The 12 member states of oil producers’ group Opec plan to invest as much as $312bn on increasing crude oil production capacity by 2015, according to Abdullah al-Badri, Opec’s secretary general.
Speaking at a conference in Dubai on 19 September, Al-Badri said the investment will increase Opec’s member country’s gross production capacity by 21 million barrels a day (b/d).
In its world oil outlook from 2010, Opec forecast the group would undertake about 140 projects with an overall estimated cost of $155bn. These projects are in addition to all energy infrastructure projects, such as pipelines, export terminals and downstream expansion schemes.
These projects will result in net crude oil capacity additions of about 3 million b/d by the end of 2014 as well as more than 2 million b/d of natural gas liquid (NGL) capacity additions.
Opec has also forecast that production from Libya will reach 1 million b/d within the next six months, a more optimistic forecast than the 18 months seen by the Paris-based International Energy Agency (IEA).
“Watching the news from Libya, I did not see any real damage,” said Al-Badri, a former oil minister and chairman of Libya’s state-run National Oil Corporation (NOC) until 2006.
The challenge in getting Libya production up to 1 million b/d will be replacing “the panels, metres and small instruments that were lost” during the conflict, according to Al-Badri, all of which will have to be manufactured while Libyan production recovers towards pre-war levels (MEED 9:9:11).
A number of producing countries raised output over the last few months to make up for the shutdown of Libyan oil fields since February.

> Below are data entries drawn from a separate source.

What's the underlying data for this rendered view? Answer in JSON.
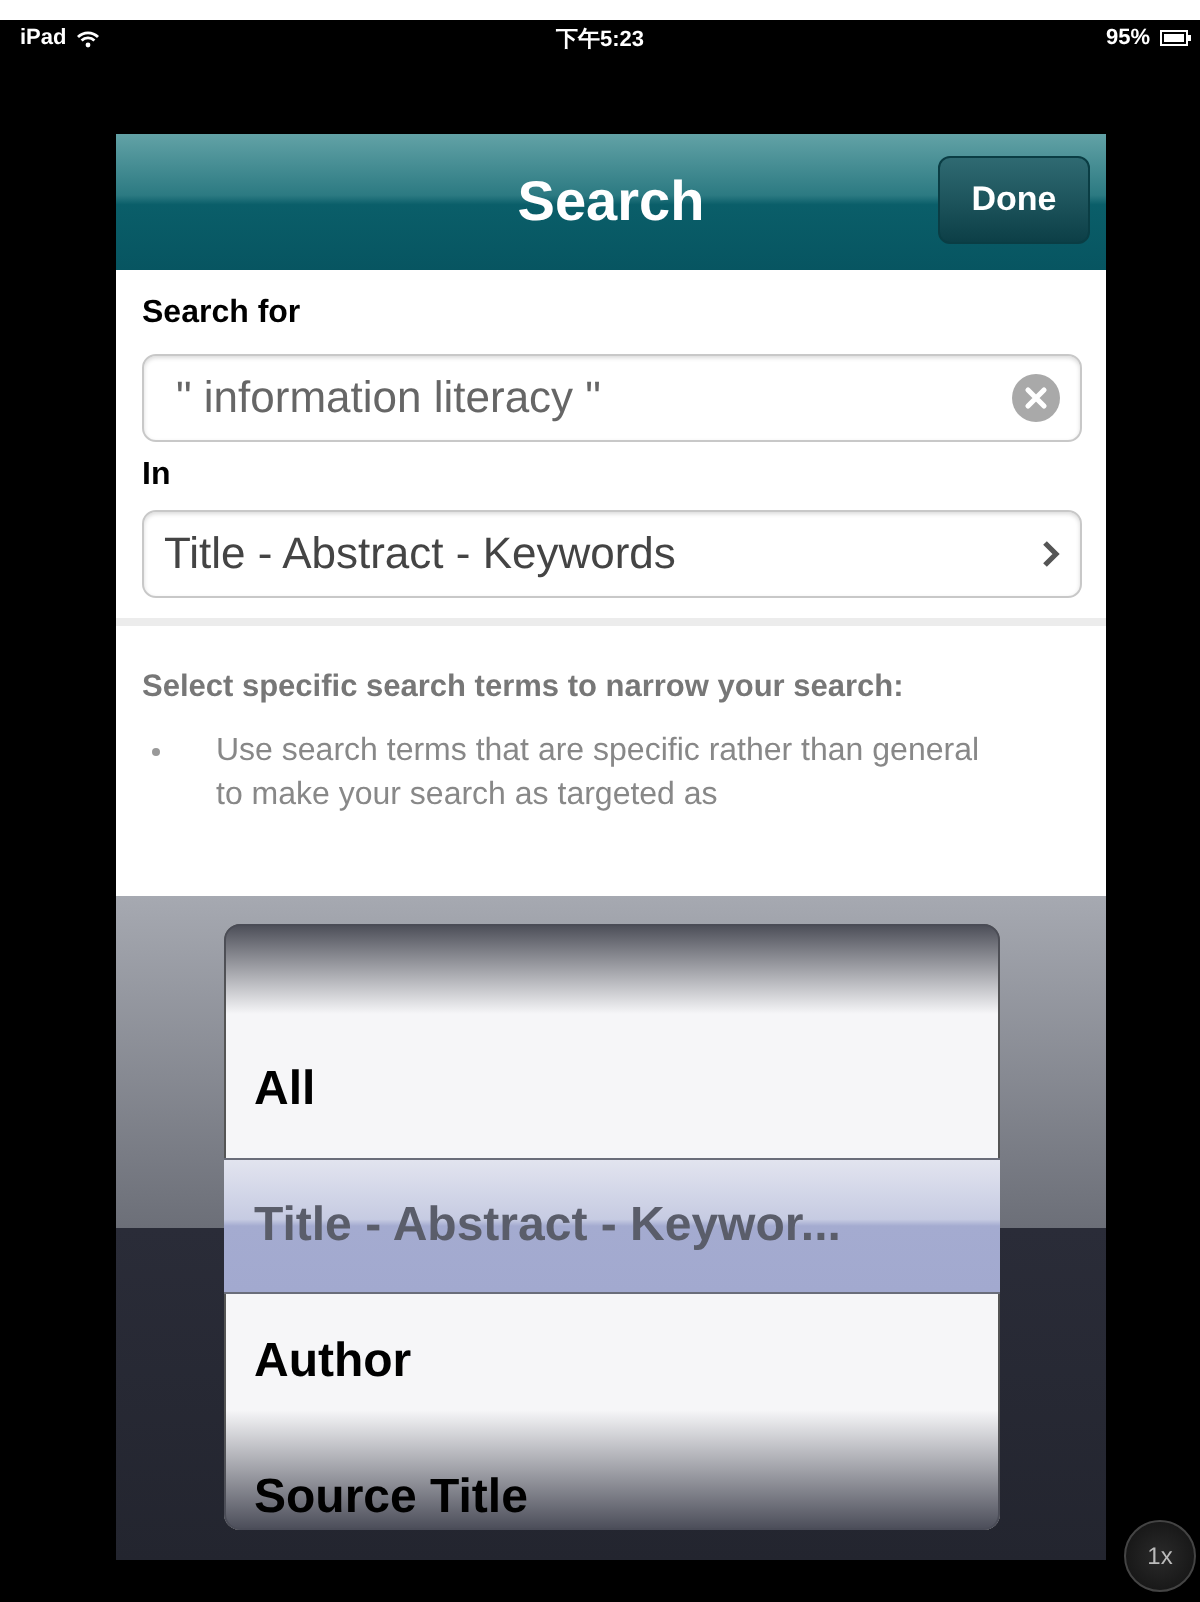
{
  "status_bar": {
    "device": "iPad",
    "time": "下午5:23",
    "battery": "95%"
  },
  "nav_bar": {
    "title": "Search",
    "done_button": "Done"
  },
  "search_field": {
    "label": "Search for",
    "value": "\" information literacy \""
  },
  "in_field": {
    "label": "In",
    "value": "Title - Abstract - Keywords"
  },
  "help": {
    "heading": "Select specific search terms to narrow your search:",
    "bullets": [
      "Use search terms that are specific rather than general to make your search as targeted as"
    ]
  },
  "picker": {
    "items": [
      {
        "label": "All",
        "selected": false
      },
      {
        "label": "Title - Abstract - Keywor...",
        "selected": true
      },
      {
        "label": "Author",
        "selected": false
      },
      {
        "label": "Source Title",
        "selected": false
      }
    ]
  },
  "zoom_button": "1x"
}
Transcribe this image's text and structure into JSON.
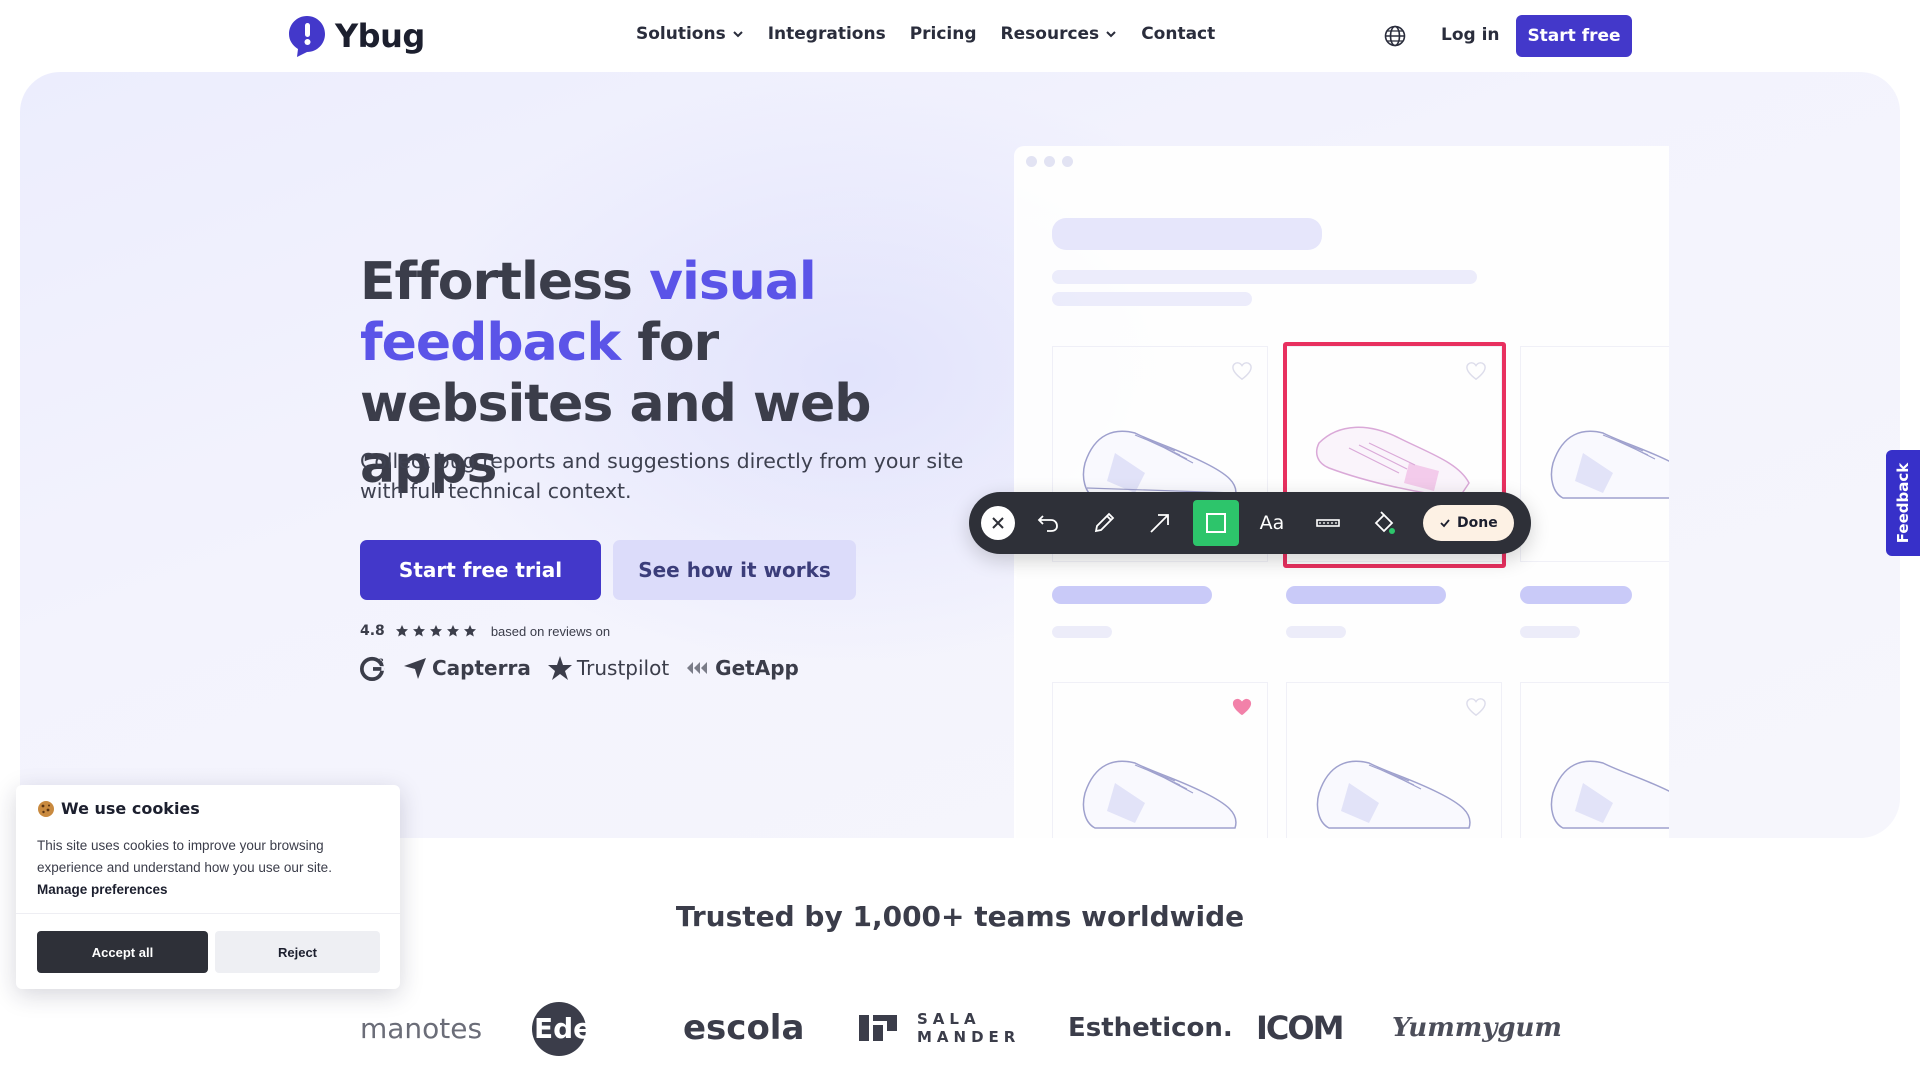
{
  "brand": {
    "name": "Ybug",
    "accent": "#4338ca",
    "highlight": "#5b54e8"
  },
  "nav": {
    "items": [
      {
        "label": "Solutions",
        "has_dropdown": true
      },
      {
        "label": "Integrations",
        "has_dropdown": false
      },
      {
        "label": "Pricing",
        "has_dropdown": false
      },
      {
        "label": "Resources",
        "has_dropdown": true
      },
      {
        "label": "Contact",
        "has_dropdown": false
      }
    ],
    "language_icon": "globe-icon",
    "login_label": "Log in",
    "cta_label": "Start free"
  },
  "hero": {
    "title_part1": "Effortless ",
    "title_accent": "visual feedback",
    "title_part2": " for websites and web apps",
    "subtitle": "Collect bug reports and suggestions directly from your site with full technical context.",
    "primary_cta": "Start free trial",
    "secondary_cta": "See how it works",
    "rating": {
      "score": "4.8",
      "stars": 5,
      "text": "based on reviews on"
    },
    "review_sites": [
      "G2",
      "Capterra",
      "Trustpilot",
      "GetApp"
    ]
  },
  "annotation_toolbar": {
    "tools": [
      "close-icon",
      "undo-icon",
      "pencil-icon",
      "arrow-icon",
      "rectangle-icon",
      "text-tool",
      "blur-icon",
      "color-fill-icon"
    ],
    "text_tool_label": "Aa",
    "active_tool": "rectangle-icon",
    "done_label": "Done",
    "active_color": "#2dc56b",
    "highlight_color": "#e8305f"
  },
  "feedback_tab": {
    "label": "Feedback"
  },
  "trusted": {
    "heading": "Trusted by 1,000+ teams worldwide",
    "logos": [
      {
        "name": "manotes",
        "text": "manotes"
      },
      {
        "name": "edenred",
        "text": "Edenred"
      },
      {
        "name": "escola",
        "text": "escola"
      },
      {
        "name": "salamander",
        "line1": "SALA",
        "line2": "MANDER"
      },
      {
        "name": "estheticon",
        "text": "Estheticon."
      },
      {
        "name": "icom",
        "text": "ICOM"
      },
      {
        "name": "yummygum",
        "text": "Yummygum"
      }
    ]
  },
  "cookie": {
    "title": "We use cookies",
    "body": "This site uses cookies to improve your browsing experience and understand how you use our site.",
    "manage_label": "Manage preferences",
    "accept_label": "Accept all",
    "reject_label": "Reject"
  }
}
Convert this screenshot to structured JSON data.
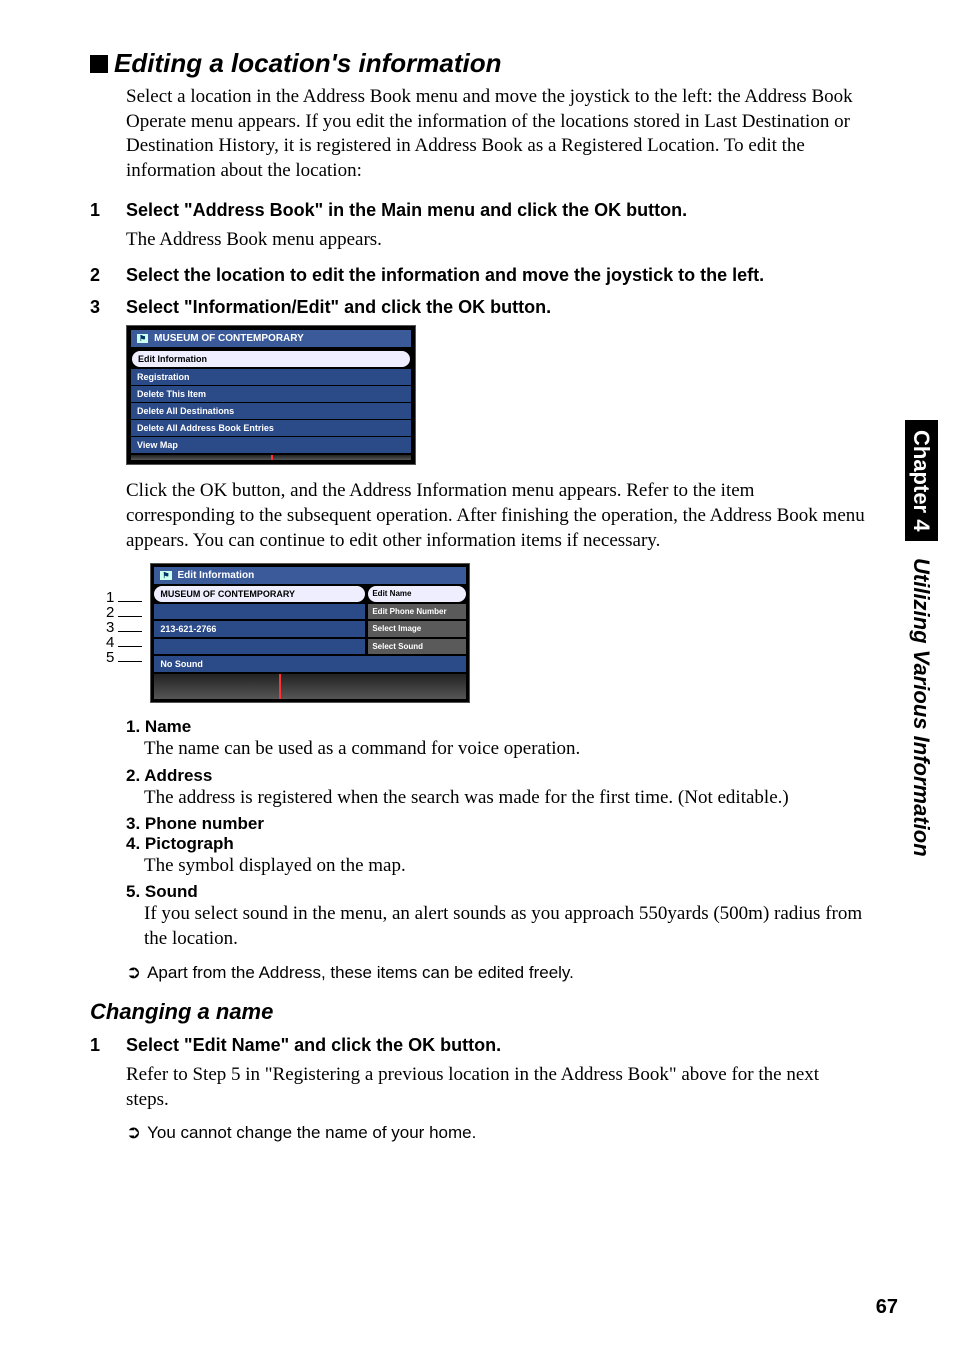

Asked if Opec would require an emergency meeting to discuss reinstating Libyan production into the group when exports resume, Al-Badri said Libya’s sweet and light crude oil is unlikely to have to compete with other Opec producers as it has a ready market.